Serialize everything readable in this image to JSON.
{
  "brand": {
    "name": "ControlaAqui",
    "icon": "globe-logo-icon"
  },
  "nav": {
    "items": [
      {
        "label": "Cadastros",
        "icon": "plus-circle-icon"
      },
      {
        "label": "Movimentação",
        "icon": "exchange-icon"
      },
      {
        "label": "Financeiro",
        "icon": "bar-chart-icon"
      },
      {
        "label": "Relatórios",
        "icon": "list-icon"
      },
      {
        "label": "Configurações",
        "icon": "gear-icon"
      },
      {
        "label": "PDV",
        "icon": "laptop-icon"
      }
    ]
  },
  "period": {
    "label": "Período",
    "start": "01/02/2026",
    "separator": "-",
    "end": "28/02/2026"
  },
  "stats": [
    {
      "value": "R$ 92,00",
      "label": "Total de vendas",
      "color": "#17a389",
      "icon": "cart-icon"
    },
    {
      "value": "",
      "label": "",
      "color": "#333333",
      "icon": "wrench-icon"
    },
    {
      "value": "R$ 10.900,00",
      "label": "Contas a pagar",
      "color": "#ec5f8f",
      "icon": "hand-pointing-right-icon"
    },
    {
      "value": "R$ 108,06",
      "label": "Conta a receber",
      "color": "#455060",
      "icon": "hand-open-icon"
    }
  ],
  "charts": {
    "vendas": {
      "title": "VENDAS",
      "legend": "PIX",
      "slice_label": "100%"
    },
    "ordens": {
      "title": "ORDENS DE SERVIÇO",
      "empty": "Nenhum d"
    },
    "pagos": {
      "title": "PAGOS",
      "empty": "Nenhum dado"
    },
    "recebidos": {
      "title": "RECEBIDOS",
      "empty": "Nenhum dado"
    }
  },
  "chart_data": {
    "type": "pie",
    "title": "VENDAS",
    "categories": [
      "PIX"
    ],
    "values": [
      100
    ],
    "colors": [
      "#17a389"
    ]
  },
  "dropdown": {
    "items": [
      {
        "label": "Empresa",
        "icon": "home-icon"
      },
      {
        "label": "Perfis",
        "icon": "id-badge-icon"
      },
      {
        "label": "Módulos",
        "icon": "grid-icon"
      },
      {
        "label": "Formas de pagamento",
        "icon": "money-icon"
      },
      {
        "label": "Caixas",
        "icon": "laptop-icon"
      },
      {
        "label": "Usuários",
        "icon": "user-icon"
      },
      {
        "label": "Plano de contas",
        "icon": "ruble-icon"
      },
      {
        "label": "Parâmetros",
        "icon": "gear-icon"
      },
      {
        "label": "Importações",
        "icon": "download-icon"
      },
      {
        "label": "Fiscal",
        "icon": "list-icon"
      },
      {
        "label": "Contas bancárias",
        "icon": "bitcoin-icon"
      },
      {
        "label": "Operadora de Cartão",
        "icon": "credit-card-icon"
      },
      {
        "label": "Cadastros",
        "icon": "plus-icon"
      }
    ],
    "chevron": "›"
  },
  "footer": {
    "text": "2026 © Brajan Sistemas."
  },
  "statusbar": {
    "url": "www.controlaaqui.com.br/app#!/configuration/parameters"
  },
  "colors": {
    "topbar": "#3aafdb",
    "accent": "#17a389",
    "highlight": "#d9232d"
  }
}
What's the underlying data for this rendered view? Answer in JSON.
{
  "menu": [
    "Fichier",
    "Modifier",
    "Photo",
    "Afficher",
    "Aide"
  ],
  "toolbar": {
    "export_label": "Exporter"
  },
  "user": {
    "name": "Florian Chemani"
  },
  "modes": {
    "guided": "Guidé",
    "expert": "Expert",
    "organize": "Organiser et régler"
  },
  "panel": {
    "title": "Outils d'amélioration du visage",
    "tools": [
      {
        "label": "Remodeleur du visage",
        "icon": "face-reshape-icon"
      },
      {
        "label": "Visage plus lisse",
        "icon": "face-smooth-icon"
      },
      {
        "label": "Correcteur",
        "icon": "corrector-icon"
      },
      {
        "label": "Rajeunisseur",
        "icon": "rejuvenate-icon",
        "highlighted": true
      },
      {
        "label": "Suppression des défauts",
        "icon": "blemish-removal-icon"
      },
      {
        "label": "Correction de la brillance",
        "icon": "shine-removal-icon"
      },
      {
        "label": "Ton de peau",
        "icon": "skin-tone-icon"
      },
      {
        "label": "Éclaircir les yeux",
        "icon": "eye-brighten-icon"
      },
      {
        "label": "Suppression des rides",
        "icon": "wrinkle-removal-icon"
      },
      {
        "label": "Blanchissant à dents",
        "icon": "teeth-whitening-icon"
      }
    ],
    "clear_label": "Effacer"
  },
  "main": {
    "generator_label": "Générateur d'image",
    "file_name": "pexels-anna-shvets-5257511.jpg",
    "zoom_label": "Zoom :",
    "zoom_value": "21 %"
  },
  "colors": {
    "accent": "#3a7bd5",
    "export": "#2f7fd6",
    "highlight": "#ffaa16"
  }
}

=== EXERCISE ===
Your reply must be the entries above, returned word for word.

=== EXERCISE OUTPUT ===
Serialize everything readable in this image to JSON.
{
  "brand": {
    "name": "ControlaAqui",
    "icon": "globe-logo-icon"
  },
  "nav": {
    "items": [
      {
        "label": "Cadastros",
        "icon": "plus-circle-icon"
      },
      {
        "label": "Movimentação",
        "icon": "exchange-icon"
      },
      {
        "label": "Financeiro",
        "icon": "bar-chart-icon"
      },
      {
        "label": "Relatórios",
        "icon": "list-icon"
      },
      {
        "label": "Configurações",
        "icon": "gear-icon"
      },
      {
        "label": "PDV",
        "icon": "laptop-icon"
      }
    ]
  },
  "period": {
    "label": "Período",
    "start": "01/02/2026",
    "separator": "-",
    "end": "28/02/2026"
  },
  "stats": [
    {
      "value": "R$ 92,00",
      "label": "Total de vendas",
      "color": "#17a389",
      "icon": "cart-icon"
    },
    {
      "value": "",
      "label": "",
      "color": "#333333",
      "icon": "wrench-icon"
    },
    {
      "value": "R$ 10.900,00",
      "label": "Contas a pagar",
      "color": "#ec5f8f",
      "icon": "hand-pointing-right-icon"
    },
    {
      "value": "R$ 108,06",
      "label": "Conta a receber",
      "color": "#455060",
      "icon": "hand-open-icon"
    }
  ],
  "charts": {
    "vendas": {
      "title": "VENDAS",
      "legend": "PIX",
      "slice_label": "100%"
    },
    "ordens": {
      "title": "ORDENS DE SERVIÇO",
      "empty": "Nenhum d"
    },
    "pagos": {
      "title": "PAGOS",
      "empty": "Nenhum dado"
    },
    "recebidos": {
      "title": "RECEBIDOS",
      "empty": "Nenhum dado"
    }
  },
  "chart_data": {
    "type": "pie",
    "title": "VENDAS",
    "categories": [
      "PIX"
    ],
    "values": [
      100
    ],
    "colors": [
      "#17a389"
    ]
  },
  "dropdown": {
    "items": [
      {
        "label": "Empresa",
        "icon": "home-icon"
      },
      {
        "label": "Perfis",
        "icon": "id-badge-icon"
      },
      {
        "label": "Módulos",
        "icon": "grid-icon"
      },
      {
        "label": "Formas de pagamento",
        "icon": "money-icon"
      },
      {
        "label": "Caixas",
        "icon": "laptop-icon"
      },
      {
        "label": "Usuários",
        "icon": "user-icon"
      },
      {
        "label": "Plano de contas",
        "icon": "ruble-icon"
      },
      {
        "label": "Parâmetros",
        "icon": "gear-icon"
      },
      {
        "label": "Importações",
        "icon": "download-icon"
      },
      {
        "label": "Fiscal",
        "icon": "list-icon"
      },
      {
        "label": "Contas bancárias",
        "icon": "bitcoin-icon"
      },
      {
        "label": "Operadora de Cartão",
        "icon": "credit-card-icon"
      },
      {
        "label": "Cadastros",
        "icon": "plus-icon"
      }
    ],
    "chevron": "›"
  },
  "footer": {
    "text": "2026 © Brajan Sistemas."
  },
  "statusbar": {
    "url": "www.controlaaqui.com.br/app#!/configuration/parameters"
  },
  "colors": {
    "topbar": "#3aafdb",
    "accent": "#17a389",
    "highlight": "#d9232d"
  }
}
What's the underlying data for this rendered view? Answer in JSON.
{
  "menu": [
    "Fichier",
    "Modifier",
    "Photo",
    "Afficher",
    "Aide"
  ],
  "toolbar": {
    "export_label": "Exporter"
  },
  "user": {
    "name": "Florian Chemani"
  },
  "modes": {
    "guided": "Guidé",
    "expert": "Expert",
    "organize": "Organiser et régler"
  },
  "panel": {
    "title": "Outils d'amélioration du visage",
    "tools": [
      {
        "label": "Remodeleur du visage",
        "icon": "face-reshape-icon"
      },
      {
        "label": "Visage plus lisse",
        "icon": "face-smooth-icon"
      },
      {
        "label": "Correcteur",
        "icon": "corrector-icon"
      },
      {
        "label": "Rajeunisseur",
        "icon": "rejuvenate-icon",
        "highlighted": true
      },
      {
        "label": "Suppression des défauts",
        "icon": "blemish-removal-icon"
      },
      {
        "label": "Correction de la brillance",
        "icon": "shine-removal-icon"
      },
      {
        "label": "Ton de peau",
        "icon": "skin-tone-icon"
      },
      {
        "label": "Éclaircir les yeux",
        "icon": "eye-brighten-icon"
      },
      {
        "label": "Suppression des rides",
        "icon": "wrinkle-removal-icon"
      },
      {
        "label": "Blanchissant à dents",
        "icon": "teeth-whitening-icon"
      }
    ],
    "clear_label": "Effacer"
  },
  "main": {
    "generator_label": "Générateur d'image",
    "file_name": "pexels-anna-shvets-5257511.jpg",
    "zoom_label": "Zoom :",
    "zoom_value": "21 %"
  },
  "colors": {
    "accent": "#3a7bd5",
    "export": "#2f7fd6",
    "highlight": "#ffaa16"
  }
}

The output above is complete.